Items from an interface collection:
=== Begin Enclosure ===

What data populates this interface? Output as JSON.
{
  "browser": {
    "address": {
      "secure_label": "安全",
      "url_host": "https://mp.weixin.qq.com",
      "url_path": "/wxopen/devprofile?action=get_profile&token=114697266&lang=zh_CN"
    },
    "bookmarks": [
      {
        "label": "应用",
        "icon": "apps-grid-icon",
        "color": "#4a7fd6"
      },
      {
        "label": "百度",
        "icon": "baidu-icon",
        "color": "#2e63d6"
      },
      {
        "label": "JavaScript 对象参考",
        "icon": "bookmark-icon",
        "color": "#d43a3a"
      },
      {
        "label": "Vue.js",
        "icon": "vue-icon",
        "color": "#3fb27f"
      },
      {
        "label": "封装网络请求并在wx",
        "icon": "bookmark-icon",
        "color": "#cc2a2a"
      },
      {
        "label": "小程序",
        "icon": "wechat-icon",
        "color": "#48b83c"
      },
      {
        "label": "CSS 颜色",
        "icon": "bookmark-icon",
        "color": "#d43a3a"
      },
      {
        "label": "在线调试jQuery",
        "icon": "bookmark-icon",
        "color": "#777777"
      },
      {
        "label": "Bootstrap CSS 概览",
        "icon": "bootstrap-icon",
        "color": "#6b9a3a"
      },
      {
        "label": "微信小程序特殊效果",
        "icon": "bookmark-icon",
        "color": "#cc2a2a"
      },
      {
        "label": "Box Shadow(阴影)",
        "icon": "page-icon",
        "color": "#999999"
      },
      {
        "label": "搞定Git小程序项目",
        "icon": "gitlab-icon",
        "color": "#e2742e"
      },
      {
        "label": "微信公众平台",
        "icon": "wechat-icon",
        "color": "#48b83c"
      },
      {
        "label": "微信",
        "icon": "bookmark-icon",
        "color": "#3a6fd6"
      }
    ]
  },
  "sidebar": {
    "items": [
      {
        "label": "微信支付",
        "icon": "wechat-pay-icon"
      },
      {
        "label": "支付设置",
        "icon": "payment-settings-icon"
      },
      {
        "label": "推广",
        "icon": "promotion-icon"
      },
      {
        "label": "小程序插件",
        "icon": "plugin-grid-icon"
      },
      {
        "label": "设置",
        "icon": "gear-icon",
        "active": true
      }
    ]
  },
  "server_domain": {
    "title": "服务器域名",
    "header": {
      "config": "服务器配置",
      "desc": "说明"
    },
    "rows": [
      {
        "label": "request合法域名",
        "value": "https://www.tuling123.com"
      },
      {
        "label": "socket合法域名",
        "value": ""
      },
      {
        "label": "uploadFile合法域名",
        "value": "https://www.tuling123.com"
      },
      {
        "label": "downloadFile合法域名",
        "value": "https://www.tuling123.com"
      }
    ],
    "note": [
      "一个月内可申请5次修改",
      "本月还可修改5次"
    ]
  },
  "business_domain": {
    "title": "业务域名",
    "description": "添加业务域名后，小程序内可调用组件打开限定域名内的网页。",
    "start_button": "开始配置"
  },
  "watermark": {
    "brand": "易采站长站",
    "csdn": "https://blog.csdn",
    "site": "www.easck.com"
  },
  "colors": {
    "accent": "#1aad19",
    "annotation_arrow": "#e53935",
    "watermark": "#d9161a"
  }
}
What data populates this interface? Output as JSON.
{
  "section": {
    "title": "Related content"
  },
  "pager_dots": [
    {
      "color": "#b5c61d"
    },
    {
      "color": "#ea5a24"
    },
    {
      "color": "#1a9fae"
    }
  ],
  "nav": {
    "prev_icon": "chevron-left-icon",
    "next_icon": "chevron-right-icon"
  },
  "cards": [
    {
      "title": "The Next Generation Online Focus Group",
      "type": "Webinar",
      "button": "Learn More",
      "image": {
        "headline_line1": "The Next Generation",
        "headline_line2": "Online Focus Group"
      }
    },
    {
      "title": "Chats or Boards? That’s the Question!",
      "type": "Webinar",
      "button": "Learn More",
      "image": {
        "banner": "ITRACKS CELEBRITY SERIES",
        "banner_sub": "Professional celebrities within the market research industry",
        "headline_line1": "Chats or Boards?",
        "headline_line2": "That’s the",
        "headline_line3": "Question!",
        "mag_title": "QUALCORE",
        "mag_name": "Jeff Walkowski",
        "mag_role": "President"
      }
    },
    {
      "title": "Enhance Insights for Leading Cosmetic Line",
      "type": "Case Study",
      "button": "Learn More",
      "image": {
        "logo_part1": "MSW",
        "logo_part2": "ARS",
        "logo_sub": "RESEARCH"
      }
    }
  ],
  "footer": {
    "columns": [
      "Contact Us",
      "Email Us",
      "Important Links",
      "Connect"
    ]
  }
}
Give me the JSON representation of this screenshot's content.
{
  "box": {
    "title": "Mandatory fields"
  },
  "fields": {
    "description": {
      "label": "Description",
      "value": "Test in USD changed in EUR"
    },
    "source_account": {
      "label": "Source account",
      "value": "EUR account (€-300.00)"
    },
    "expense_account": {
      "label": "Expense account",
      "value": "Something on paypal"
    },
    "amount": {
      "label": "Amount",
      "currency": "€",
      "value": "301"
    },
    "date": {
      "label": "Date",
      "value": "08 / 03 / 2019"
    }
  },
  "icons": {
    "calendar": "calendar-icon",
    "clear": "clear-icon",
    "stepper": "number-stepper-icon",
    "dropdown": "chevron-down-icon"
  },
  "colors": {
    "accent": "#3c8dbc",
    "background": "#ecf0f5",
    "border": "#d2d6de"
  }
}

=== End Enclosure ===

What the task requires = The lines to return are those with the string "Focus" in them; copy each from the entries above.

Written reply =
      "title": "The Next Generation Online Focus Group",
        "headline_line2": "Online Focus Group"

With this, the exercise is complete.